By Michael Sol Warren
BU News Service
Tomorrow is the Boston Municipal Election. Polls are open from 7am to 7pm. If you’re registered in Boston, you should go vote. Here are some numbers for you to think about.
The 2010 U.S. Census listed the population of Boston at 617,594 people.
According to the Boston Election Department, 372,889 of those people are registered to vote in tomorrow’s election.
Also, from the Boston Election Department, just 7.07 percent of 78,533 eligible voters cast a ballot in the Sept. 8 preliminary.*
Tomorrow’s election has four district seats and the at-large seats being contested. Strong story lines abound. Can challenger Andrea Joy Campbell take the District 4 seat away from Charles Yancey, Boston’s longest serving city councilor? Will teacher and small-business owner Annissa Eassaibi-George win an at-large seat after finishing fifth in 2013? Will the often-criticized Stephen Murphy be able to hold onto his at-large seat? Councilor Tim McCarthy has a rematch with challenger Jean-Claude Sanon in District 5, how will that turnout?
There’s a lot going on in this election, but for whatever reason no one is talking about it. It’s not for a lack of coverage — the collective media machine in Boston has churned out story after story during campaign season. It is not difficult at all for a curious person to learn about the candidates and what’s at stake.
This is bad. The less people that head to the polls, the less likely it is that election results reflect the wishes of the general public. We all know that larger sample sizes yield more truthful reflections of reality; this concept absolutely applies to our elections.
I’m not going to speculate on why there is a lack of public interest, but I will say that it’s a problem. Election participation at all levels (national, state and local) has been relatively low in the years since Senator John McCain and President Obama successfully herded the masses to the polls in 2008.
The point of our democratic society is to operate in a way that reflects the desires of the population. We all know, and we’re all constantly reminded, that voting is a civic duty. This is a very important point but I won’t dwell on it. I’d rather remind you that you very likely have a familial obligation to vote.
At some point in your family tree, somebody worked to ensure that future generations (you, we, us) would be able to express our voice and influence government. Maybe you had ancestors that fought in the American Revolution because they recognized that taxation without representation was wrong. Maybe somebody in your family marched for women’s suffrage because they realized our nation is made up of more than just men. Maybe your grandparents participated in the civil rights movement because they looked around and saw that not every person in our country is white and our political system should reflect that diversity.
Just as importantly, don’t forget that the majority of us come from immigrant families. At some point in time, someone decided to pack up and leave a familiar homeland to seek out a better life in America. Some families made that trip centuries ago; some just got here. The when doesn’t matter. What matters is that somebody made that trip so that their family could live in a place where their voices mattered.
I don’t know why so many people choose to not care about elections.

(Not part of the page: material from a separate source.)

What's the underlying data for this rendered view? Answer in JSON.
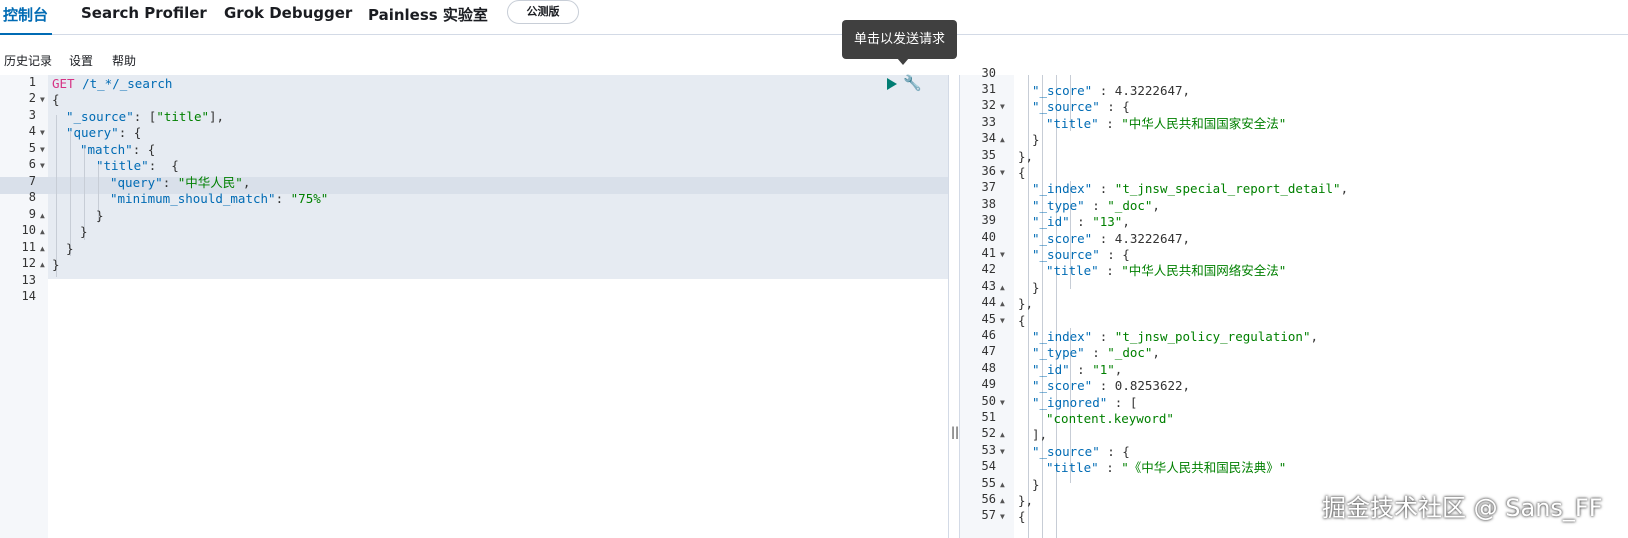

But I do know that the apathy is a waste. And I do know that we all have an ancestor that wants us to use the voice they worked so hard to give us.
*The Sept. 8 preliminary was only held for District 4 and District 7 because the other races did not have enough candidates to contest a preliminary vote.